As a business ethics speaker and consultant, I am often writing here about “unethical behavior” and the consequences that follow. And, from time to time I have the opportunity to interact with other professionals who share my passion for educating the public on issues of ethics, fraud and scams. One such individual is known on the web as – theantiscamdoctor.com – my friend Mark Cravens. From personal experience, Mark was forced to delve into the world of scams and fraud and has, over time, become a foremost expert in the field. As such, I have invited Mark to be a guest blogger from time to time. I hope that you enjoy his work!
Guest Blog by Mark Cravens:
Times are tough and more Americans than ever are finding themselves in financial trouble. People are losing jobs, homes and nest eggs as the economy continues its downward slide. Then, as if things weren’t bad enough, struggling debtors reaching out for help are becoming the target of scammers.
Scam artists have always had an affinity for the weakest and most vulnerable; in this type of scam they take advantage of the current economic situation to make money from the many desperate people trying to climb out from under a growing mountain of debt.
When someone finds they’re struggling or unable to pay their current bills they’re often advised to seek credit counseling. Legitimate credit counselors can help borrowers reduce and manage their debt but beware companies that claim they can rid you of your debts. These phony programs seem “too good to be true” because they are.
Scam No. 1–Debt Elimination:
Operators of these scams advertise on the Internet, TV, radio and in newspapers. Sometime they even hold seminars that guarantee they can eliminate, terminate or cancel debts, especially credit card obligations. Usually, you’re asked to pay an upfront “membership,” “donation,” or “service fee” which can range from several hundred to thousands of dollars.
Scammers claim they’ll cancel your debt using various schemes that could involve ‘secret laws’, illegal contracts and arbitration. In the end many victims wind up losing more than their upfront money; some become the victims of identity fraud while others are sued by the credit card companies for repayment. Those who are lured into these schemes often lose more money than they originally owed.
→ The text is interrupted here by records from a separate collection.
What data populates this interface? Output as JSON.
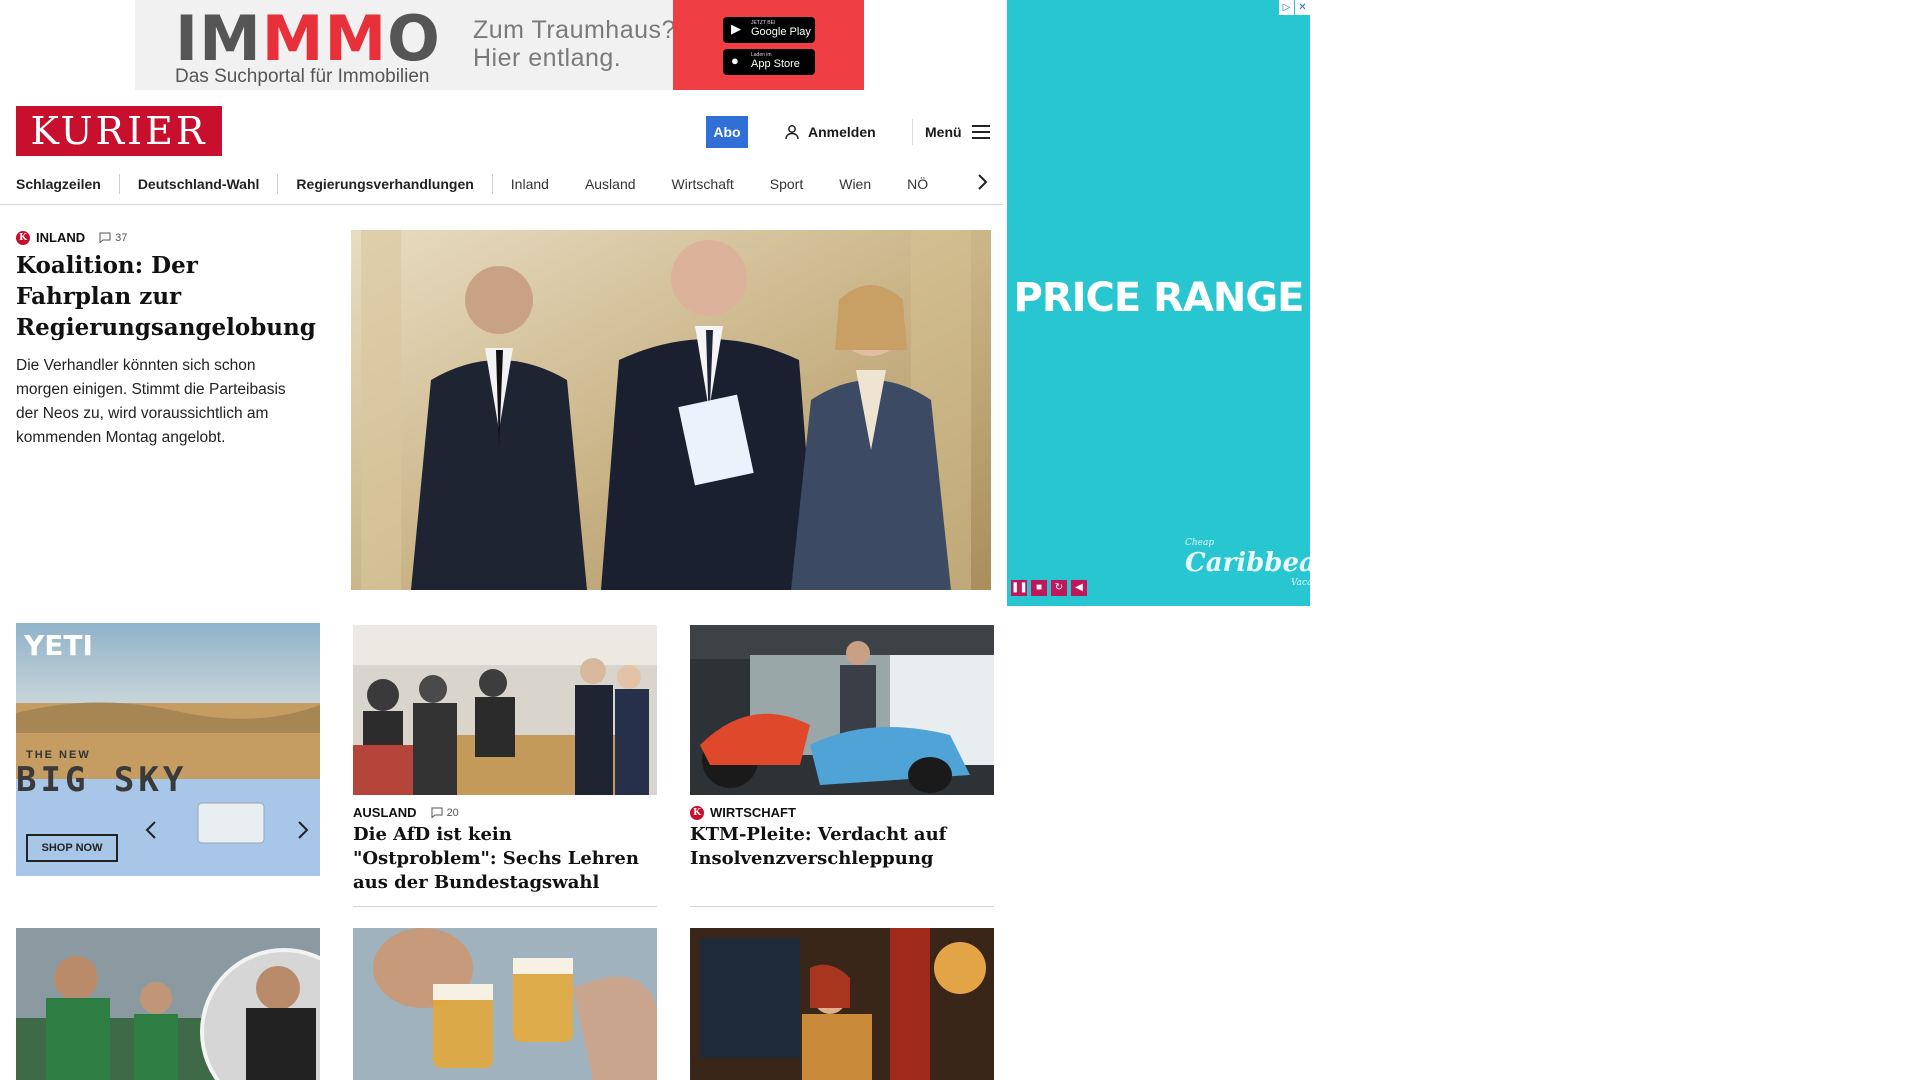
{
  "top_ad": {
    "brand_pre": "IM",
    "brand_mid": "MM",
    "brand_post": "O",
    "subline": "Das Suchportal für Immobilien",
    "claim_line1": "Zum Traumhaus?",
    "claim_line2": "Hier entlang.",
    "google_small": "JETZT BEI",
    "google_label": "Google Play",
    "apple_small": "Laden im",
    "apple_label": "App Store"
  },
  "header": {
    "logo": "KURIER",
    "abo": "Abo",
    "login": "Anmelden",
    "menu": "Menü"
  },
  "nav": {
    "items": [
      "Schlagzeilen",
      "Deutschland-Wahl",
      "Regierungsverhandlungen",
      "Inland",
      "Ausland",
      "Wirtschaft",
      "Sport",
      "Wien",
      "NÖ"
    ]
  },
  "lead": {
    "category": "Inland",
    "comments": "37",
    "title": "Koalition: Der Fahrplan zur Regierungsangelobung",
    "teaser": "Die Verhandler könnten sich schon morgen einigen. Stimmt die Parteibasis der Neos zu, wird voraussichtlich am kommenden Montag angelobt."
  },
  "side_ad": {
    "headline": "PRICE RANGE",
    "brand_small_top": "Cheap",
    "brand": "Caribbean",
    "brand_small_bottom": "Vacations"
  },
  "yeti_ad": {
    "brand": "YETI",
    "tag_small": "THE NEW",
    "tag_big": "BIG SKY",
    "cta": "SHOP NOW"
  },
  "cards": [
    {
      "category": "Ausland",
      "comments": "20",
      "title": "Die AfD ist kein \"Ostproblem\": Sechs Lehren aus der Bundestagswahl"
    },
    {
      "category": "Wirtschaft",
      "title": "KTM-Pleite: Verdacht auf Insolvenzverschleppung"
    }
  ],
  "colors": {
    "brand_red": "#c8102e",
    "abo_blue": "#2f6fd6",
    "ad_teal": "#27c6d1"
  }
}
Scam No. 2–Debt Reduction
In this scam, credit ‘counselors’ claim they have special relationships with creditors that allow them to negotiate your debt and reduce the amount you owe by 50% or more. You’re told to stop making payments to your credit card company and instead send the money to a debt management firm that will hold it in trust to pay creditors.
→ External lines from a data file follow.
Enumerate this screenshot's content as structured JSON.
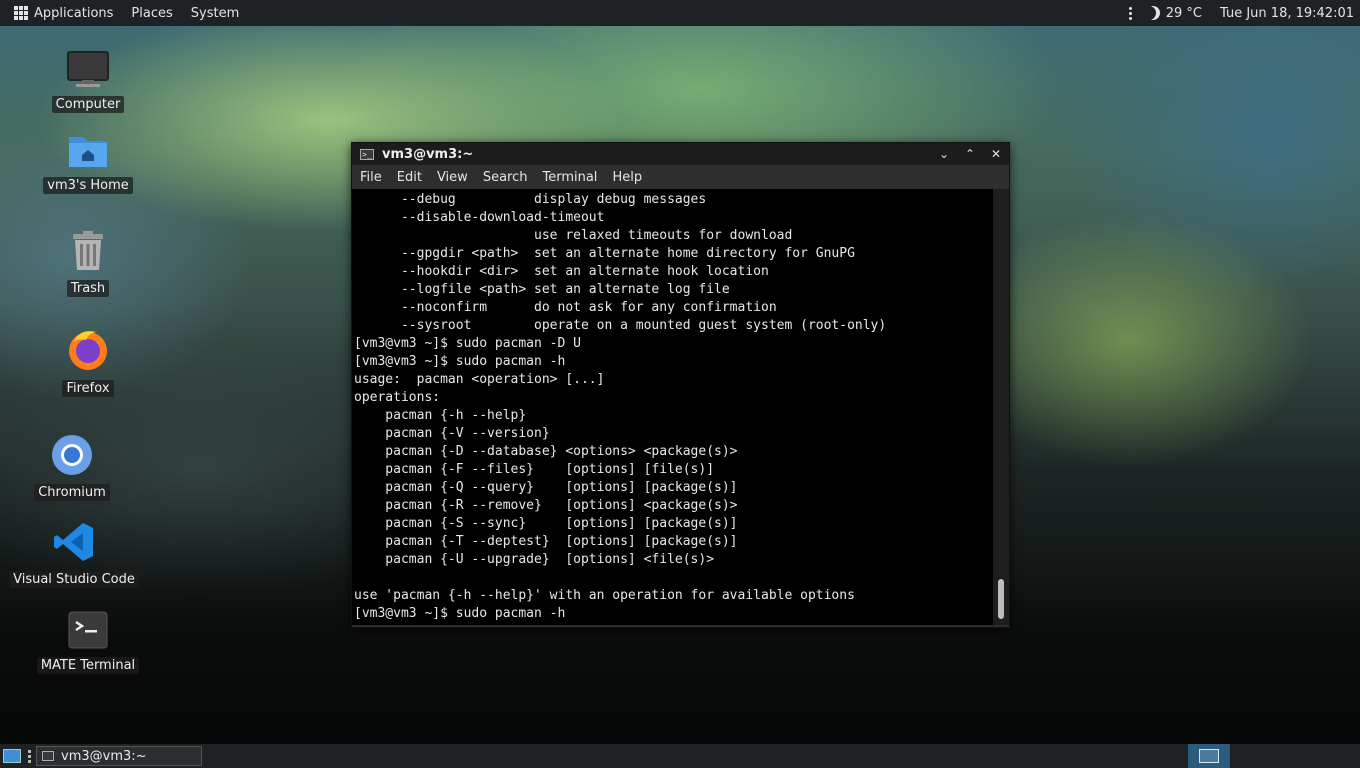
{
  "top_panel": {
    "menus": [
      "Applications",
      "Places",
      "System"
    ],
    "temperature": "29 °C",
    "clock": "Tue Jun 18, 19:42:01",
    "icons": [
      "apps-grid-icon",
      "kebab-menu-icon",
      "moon-icon"
    ]
  },
  "desktop_icons": [
    {
      "label": "Computer",
      "icon": "monitor-icon"
    },
    {
      "label": "vm3's Home",
      "icon": "home-folder-icon"
    },
    {
      "label": "Trash",
      "icon": "trash-icon"
    },
    {
      "label": "Firefox",
      "icon": "firefox-icon"
    },
    {
      "label": "Chromium",
      "icon": "chromium-icon"
    },
    {
      "label": "Visual Studio Code",
      "icon": "vscode-icon"
    },
    {
      "label": "MATE Terminal",
      "icon": "terminal-icon"
    }
  ],
  "terminal": {
    "title": "vm3@vm3:~",
    "window_buttons": [
      "v",
      "^",
      "x"
    ],
    "menu": [
      "File",
      "Edit",
      "View",
      "Search",
      "Terminal",
      "Help"
    ],
    "lines": [
      "      --debug          display debug messages",
      "      --disable-download-timeout",
      "                       use relaxed timeouts for download",
      "      --gpgdir <path>  set an alternate home directory for GnuPG",
      "      --hookdir <dir>  set an alternate hook location",
      "      --logfile <path> set an alternate log file",
      "      --noconfirm      do not ask for any confirmation",
      "      --sysroot        operate on a mounted guest system (root-only)",
      "[vm3@vm3 ~]$ sudo pacman -D U",
      "[vm3@vm3 ~]$ sudo pacman -h",
      "usage:  pacman <operation> [...]",
      "operations:",
      "    pacman {-h --help}",
      "    pacman {-V --version}",
      "    pacman {-D --database} <options> <package(s)>",
      "    pacman {-F --files}    [options] [file(s)]",
      "    pacman {-Q --query}    [options] [package(s)]",
      "    pacman {-R --remove}   [options] <package(s)>",
      "    pacman {-S --sync}     [options] [package(s)]",
      "    pacman {-T --deptest}  [options] [package(s)]",
      "    pacman {-U --upgrade}  [options] <file(s)>",
      "",
      "use 'pacman {-h --help}' with an operation for available options",
      "[vm3@vm3 ~]$ sudo pacman -h"
    ]
  },
  "taskbar": {
    "task_label": "vm3@vm3:~"
  }
}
Meantime, while they’re working out new details of your debt, they tell you to “rest assured that calls from collection agencies will cease.” Unfortunately, the phone doesn’t stop ringing and collection efforts sometimes get even worse. These plans are hoaxes and debts aren’t lessened. Ultimately, some borrowers are forced to file for bankruptcy.
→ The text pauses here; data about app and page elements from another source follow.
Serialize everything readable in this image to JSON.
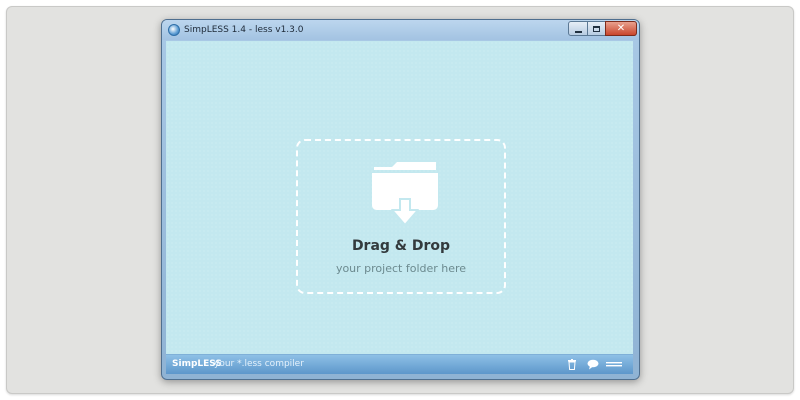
{
  "window": {
    "title": "SimpLESS 1.4 - less v1.3.0",
    "close_glyph": "✕"
  },
  "dropzone": {
    "title": "Drag & Drop",
    "subtitle": "your project folder here"
  },
  "statusbar": {
    "brand": "SimpLESS",
    "tagline": "your *.less compiler"
  },
  "icons": {
    "app": "simpless-app-icon",
    "folder": "folder-download-icon",
    "trash": "trash-icon",
    "chat": "chat-bubble-icon",
    "menu": "menu-icon"
  },
  "colors": {
    "client_background": "#c3e8ef",
    "dropzone_border": "#ffffff",
    "statusbar": "#5d97cb"
  }
}
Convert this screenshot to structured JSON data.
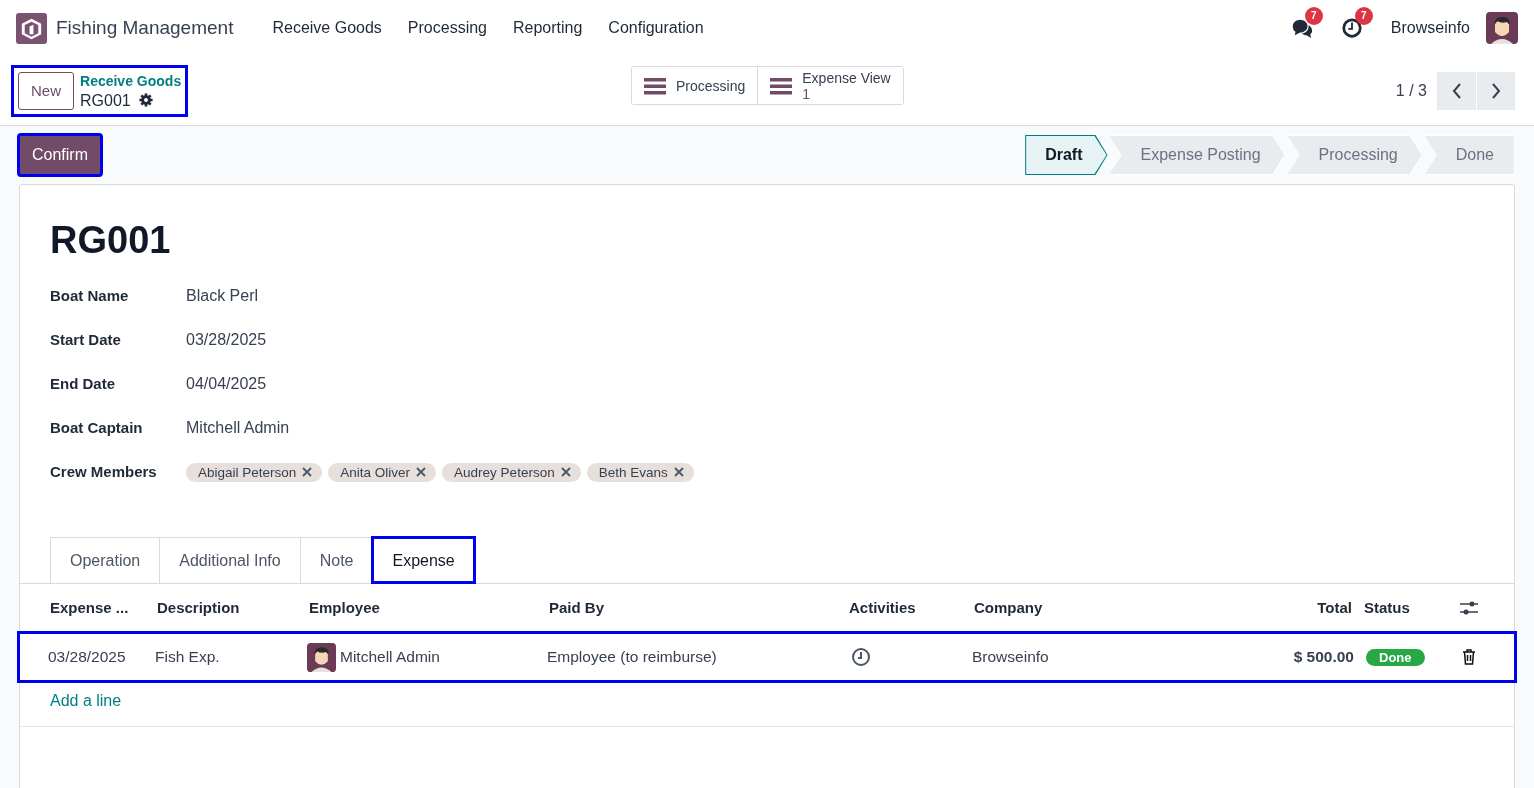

The Real Deal
Fortunately, there is some real help out there for people struggling to manage their debt. Trustworthy debt counselors do exist and can help stop collection calls and reduce interest rates and late and over-limit fees. They can repair your credit score or reduce the amount of your debt. They can help you with a budget and provide money management advice. Credit counselors can also help you pay down your debt through a repayment program that could reduce your monthly payments and other fees.
How to Find a Reputable Credit Counselor
Check the Yellow Pages and you’ll see there are all kinds of credit counselors out there. Shop around for a Certified Credit Analyst (and if you don’t feel comfortable with a particular agency trust your gut and look for someone else). Check with the National Federation of Credit Counselors (NFCC) for some excellent advice on finding a reputable credit counselor.
If you are hiring a credit repair company to assist you, make sure they are accredited, licensed with the state, and have been in business for at least five years.
One final word – don’t believe all your debts are just going to “disappear.” There are no “magic wands.” If restructuring your debt isn’t going to solve your problems and your current situation is out of control, consider talking with a bankruptcy attorney and discuss the possibility of filing a Chapter 13 (re-organization.) This won’t eliminate your debt but it can make it more affordable. The stigma of bankruptcy will last no more than 3 years and can allow you to restore your credit faster than simply ignoring your debt.
Mark Cravens, aka the Anti-Scam Doctor, was a scam victim himself. He now works to help others spot and avoid scams. Get the Top 10 Investment Scams and take a free quiz at www.TheAntiScamDoctor.com
YOUR COMMENTS ARE WELCOME!